Nvidia GTX 980 reviewed

Nvidia GTX 980 reviewed

Nvidia has released two new graphics cards based on its latest Maxwell GPU architecture. The Geforce GTX 970 and Geforce GTX…

More...
Nvidia adjusts GTX 980 and GTX 970 pricing

Nvidia adjusts GTX 980 and GTX 970 pricing

It appears that Nvidia has been feeling the pulse of the market and took some note from comments regarding the original…

More...
iPhone 6 and 6 Plus reviews are up and they are good

iPhone 6 and 6 Plus reviews are up and they are good

Apple is dancing the same dance year after year. It releases the iPhone and two days before they start shipping it…

More...
Amazon announces three new tablets

Amazon announces three new tablets

Amazon has just released three new tablets starting with the $99 priced 6-inch Kindle Fire HD6. This is a 6-inch tablet…

More...
PowerColor TurboDuo R9 285 reviewed

PowerColor TurboDuo R9 285 reviewed

Today we will take a look at the PowerColor TurboDuo Radeon R9 285. The card is based on AMD’s new…

More...
Frontpage Slideshow | Copyright © 2006-2010 orks, a business unit of Nuevvo Webware Ltd.
Friday, 03 December 2010 11:26

4G LTE users heading for bill shock

Written by Nick Farell

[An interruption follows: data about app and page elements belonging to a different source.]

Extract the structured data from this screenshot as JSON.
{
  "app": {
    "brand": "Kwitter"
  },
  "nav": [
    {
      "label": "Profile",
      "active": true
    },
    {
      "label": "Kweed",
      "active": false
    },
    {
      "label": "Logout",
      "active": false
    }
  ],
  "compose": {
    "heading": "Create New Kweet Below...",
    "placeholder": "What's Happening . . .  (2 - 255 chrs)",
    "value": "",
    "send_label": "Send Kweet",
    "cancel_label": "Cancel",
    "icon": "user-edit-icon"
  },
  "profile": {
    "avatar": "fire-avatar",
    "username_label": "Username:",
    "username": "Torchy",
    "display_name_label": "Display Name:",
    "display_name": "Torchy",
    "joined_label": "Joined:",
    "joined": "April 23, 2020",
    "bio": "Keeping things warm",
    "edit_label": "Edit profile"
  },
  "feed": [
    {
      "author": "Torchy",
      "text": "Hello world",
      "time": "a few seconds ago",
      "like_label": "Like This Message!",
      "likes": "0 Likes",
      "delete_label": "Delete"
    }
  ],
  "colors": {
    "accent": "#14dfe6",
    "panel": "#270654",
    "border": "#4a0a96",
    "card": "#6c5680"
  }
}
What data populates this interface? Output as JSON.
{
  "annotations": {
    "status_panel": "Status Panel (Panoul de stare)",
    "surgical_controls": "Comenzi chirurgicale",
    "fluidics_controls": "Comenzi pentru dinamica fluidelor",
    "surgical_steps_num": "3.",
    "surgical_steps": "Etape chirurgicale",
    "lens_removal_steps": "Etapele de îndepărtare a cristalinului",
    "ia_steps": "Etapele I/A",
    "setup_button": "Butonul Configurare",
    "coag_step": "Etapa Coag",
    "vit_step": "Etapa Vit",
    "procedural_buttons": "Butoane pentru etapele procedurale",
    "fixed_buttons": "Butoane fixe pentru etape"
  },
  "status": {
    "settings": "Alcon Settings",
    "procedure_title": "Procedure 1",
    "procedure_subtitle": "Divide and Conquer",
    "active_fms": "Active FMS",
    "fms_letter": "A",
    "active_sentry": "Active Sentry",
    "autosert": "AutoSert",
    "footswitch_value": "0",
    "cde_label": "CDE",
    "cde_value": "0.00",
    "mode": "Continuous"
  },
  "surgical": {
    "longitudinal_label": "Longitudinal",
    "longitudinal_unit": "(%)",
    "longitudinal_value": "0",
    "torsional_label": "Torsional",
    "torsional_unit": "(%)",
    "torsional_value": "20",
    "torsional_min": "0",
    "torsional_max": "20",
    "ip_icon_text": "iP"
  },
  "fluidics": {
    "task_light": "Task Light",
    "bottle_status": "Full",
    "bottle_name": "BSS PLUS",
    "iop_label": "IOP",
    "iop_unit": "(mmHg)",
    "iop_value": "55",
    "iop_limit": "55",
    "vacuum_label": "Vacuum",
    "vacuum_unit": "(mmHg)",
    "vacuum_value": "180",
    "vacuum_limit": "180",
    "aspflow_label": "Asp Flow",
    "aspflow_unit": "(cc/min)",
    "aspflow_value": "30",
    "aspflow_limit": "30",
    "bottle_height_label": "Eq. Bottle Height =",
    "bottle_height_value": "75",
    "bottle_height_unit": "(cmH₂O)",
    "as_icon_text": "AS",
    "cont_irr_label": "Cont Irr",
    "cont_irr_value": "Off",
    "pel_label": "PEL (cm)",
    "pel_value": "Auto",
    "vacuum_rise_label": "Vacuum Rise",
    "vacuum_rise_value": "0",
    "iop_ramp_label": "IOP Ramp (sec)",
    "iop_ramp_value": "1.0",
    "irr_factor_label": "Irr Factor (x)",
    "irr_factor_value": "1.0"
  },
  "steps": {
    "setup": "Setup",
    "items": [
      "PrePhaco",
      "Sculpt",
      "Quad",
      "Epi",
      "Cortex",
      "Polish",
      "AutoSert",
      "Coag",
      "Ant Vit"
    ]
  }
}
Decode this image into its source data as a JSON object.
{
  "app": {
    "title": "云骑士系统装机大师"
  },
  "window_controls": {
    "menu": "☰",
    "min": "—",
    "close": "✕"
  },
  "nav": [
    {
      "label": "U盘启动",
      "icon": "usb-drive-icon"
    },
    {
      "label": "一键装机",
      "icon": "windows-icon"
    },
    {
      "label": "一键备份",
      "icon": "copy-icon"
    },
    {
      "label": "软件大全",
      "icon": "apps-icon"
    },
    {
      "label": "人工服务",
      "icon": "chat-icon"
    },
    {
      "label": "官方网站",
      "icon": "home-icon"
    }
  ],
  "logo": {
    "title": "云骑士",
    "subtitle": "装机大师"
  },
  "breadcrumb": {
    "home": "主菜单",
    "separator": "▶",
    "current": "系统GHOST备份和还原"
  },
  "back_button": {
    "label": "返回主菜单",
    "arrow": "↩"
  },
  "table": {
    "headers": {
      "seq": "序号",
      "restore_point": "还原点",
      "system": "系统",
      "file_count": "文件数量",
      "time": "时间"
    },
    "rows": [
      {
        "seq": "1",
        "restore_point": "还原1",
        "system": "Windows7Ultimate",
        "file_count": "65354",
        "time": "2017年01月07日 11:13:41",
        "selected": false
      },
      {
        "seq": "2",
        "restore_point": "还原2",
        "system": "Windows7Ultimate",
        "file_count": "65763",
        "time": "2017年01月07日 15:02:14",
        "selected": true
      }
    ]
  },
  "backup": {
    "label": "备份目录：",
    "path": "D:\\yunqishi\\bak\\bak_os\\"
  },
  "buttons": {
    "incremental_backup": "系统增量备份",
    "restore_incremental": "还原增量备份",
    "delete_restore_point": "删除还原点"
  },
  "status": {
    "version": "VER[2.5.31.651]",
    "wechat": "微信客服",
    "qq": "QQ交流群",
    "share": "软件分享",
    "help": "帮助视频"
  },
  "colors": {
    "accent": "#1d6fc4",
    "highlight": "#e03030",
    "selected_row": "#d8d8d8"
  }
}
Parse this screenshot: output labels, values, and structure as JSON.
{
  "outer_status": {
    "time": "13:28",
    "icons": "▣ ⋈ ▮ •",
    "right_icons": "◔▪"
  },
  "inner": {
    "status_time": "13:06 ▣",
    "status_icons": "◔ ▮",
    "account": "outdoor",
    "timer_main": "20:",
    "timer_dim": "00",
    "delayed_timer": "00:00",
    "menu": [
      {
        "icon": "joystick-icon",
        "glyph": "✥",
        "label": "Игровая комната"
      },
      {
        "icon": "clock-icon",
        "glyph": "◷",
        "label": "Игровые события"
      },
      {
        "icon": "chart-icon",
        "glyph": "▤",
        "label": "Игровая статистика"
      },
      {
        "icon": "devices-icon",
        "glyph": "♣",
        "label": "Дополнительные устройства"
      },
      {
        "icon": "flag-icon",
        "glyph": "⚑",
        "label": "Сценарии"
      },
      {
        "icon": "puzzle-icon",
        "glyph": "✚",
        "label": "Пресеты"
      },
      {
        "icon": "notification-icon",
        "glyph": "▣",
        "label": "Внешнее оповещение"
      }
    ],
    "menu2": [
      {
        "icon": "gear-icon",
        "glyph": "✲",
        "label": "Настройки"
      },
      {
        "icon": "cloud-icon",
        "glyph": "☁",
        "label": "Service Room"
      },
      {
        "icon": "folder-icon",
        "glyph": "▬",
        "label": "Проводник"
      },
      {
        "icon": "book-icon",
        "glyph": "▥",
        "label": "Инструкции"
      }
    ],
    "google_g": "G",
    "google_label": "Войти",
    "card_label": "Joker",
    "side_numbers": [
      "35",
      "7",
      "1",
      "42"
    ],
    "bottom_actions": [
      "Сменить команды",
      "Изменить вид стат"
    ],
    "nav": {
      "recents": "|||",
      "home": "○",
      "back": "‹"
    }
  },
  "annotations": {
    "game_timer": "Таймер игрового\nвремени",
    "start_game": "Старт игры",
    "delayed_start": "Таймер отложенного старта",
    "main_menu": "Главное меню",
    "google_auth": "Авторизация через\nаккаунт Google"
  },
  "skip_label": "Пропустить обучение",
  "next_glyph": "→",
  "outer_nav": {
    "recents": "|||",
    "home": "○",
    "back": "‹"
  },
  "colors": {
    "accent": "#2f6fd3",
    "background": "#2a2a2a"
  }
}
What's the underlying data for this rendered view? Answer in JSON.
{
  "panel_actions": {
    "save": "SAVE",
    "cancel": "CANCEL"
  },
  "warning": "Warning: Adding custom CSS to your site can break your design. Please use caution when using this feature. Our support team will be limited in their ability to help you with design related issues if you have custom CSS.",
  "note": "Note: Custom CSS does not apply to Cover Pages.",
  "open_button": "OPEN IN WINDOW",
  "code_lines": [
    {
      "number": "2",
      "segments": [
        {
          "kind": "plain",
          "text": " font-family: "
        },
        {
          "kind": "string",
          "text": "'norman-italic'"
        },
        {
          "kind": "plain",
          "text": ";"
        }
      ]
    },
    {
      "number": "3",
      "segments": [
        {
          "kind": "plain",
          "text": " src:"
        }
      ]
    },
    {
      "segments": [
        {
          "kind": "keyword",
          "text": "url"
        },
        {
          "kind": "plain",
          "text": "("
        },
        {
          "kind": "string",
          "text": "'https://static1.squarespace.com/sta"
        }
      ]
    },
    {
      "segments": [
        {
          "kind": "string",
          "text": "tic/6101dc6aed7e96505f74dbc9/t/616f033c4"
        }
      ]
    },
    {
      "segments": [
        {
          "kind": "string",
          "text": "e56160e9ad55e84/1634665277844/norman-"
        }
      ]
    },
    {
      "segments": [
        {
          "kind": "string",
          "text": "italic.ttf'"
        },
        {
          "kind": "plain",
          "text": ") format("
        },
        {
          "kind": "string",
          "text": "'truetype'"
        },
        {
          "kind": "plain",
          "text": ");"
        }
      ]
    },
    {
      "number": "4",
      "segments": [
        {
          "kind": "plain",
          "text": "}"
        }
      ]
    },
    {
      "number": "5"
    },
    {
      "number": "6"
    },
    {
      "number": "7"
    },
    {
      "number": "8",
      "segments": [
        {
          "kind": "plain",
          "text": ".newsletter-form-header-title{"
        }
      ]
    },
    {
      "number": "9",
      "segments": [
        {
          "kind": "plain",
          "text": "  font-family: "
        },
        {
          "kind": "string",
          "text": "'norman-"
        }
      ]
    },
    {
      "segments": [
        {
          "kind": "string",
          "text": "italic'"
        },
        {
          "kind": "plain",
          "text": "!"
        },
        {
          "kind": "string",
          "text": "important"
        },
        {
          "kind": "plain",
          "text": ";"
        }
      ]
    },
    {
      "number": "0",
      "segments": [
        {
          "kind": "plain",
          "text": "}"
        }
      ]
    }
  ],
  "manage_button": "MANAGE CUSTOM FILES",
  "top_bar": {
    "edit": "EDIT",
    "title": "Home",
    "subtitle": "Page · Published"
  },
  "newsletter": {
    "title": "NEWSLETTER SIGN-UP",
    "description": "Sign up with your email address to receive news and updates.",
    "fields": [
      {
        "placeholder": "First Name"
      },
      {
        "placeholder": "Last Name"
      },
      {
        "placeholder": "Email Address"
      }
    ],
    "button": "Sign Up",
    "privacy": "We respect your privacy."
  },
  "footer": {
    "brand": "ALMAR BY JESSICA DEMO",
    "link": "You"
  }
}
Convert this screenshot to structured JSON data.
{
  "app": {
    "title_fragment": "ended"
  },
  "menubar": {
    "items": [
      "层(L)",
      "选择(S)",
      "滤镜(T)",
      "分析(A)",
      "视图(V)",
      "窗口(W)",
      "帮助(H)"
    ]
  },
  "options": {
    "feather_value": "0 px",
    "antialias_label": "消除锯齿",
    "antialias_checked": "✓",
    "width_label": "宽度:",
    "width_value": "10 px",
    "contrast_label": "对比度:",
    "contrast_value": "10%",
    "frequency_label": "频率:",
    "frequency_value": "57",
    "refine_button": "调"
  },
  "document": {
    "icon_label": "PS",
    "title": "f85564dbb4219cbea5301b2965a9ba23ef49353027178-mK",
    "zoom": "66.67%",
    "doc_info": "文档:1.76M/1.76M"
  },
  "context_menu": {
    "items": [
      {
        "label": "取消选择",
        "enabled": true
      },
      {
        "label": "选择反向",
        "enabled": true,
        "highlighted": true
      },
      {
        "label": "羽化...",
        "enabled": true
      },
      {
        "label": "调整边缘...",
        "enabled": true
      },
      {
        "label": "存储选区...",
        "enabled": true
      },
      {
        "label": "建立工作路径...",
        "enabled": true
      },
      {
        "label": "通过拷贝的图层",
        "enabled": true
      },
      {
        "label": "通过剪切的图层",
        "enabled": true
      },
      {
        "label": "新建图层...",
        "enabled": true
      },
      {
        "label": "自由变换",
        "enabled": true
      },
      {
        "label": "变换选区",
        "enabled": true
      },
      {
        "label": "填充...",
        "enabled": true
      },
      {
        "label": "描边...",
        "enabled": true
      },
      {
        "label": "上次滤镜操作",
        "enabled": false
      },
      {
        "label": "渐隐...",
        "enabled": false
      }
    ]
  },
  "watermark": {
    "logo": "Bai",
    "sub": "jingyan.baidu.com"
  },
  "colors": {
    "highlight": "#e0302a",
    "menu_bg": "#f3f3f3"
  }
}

Going to need another cunning plan
Telco's billing plans are going to have to be rethunk as the new generation 4G LTE phones come into place.

Hacks testing Verizon's new 4G LTE network have warned that it is possible to burn up your entire 5GB, $50 monthly allotment in less than 32 minutes. PC Mag points out that the 2010-era speeds are being stuffed up by the 2005-era thinking on data plans.

It seems that the telcos have been pricing LTE on a par with 3G. While it can manage huge downloads it is priced a too high to use it. LTE could manage about 21Mbps with the wind behind it and downhill, but if you were downloading 5GB at that speed, it would only take you 32 minutes.

Most of these speeds are thanks to the fact that only hacks and Verizon employees are on the network but Verizon thinks that when it is running properly you will get 8.5Mbps.

Unless you want to get some serious bill shock it is fairly clear that heavy users will have to stay off the LTE network and do your heavy downloads from your PCs on a DSL line.

Last modified on Friday, 03 December 2010 11:54
blog comments powered by Disqus

 

Facebook activity

Latest Commented Articles

Recent Comments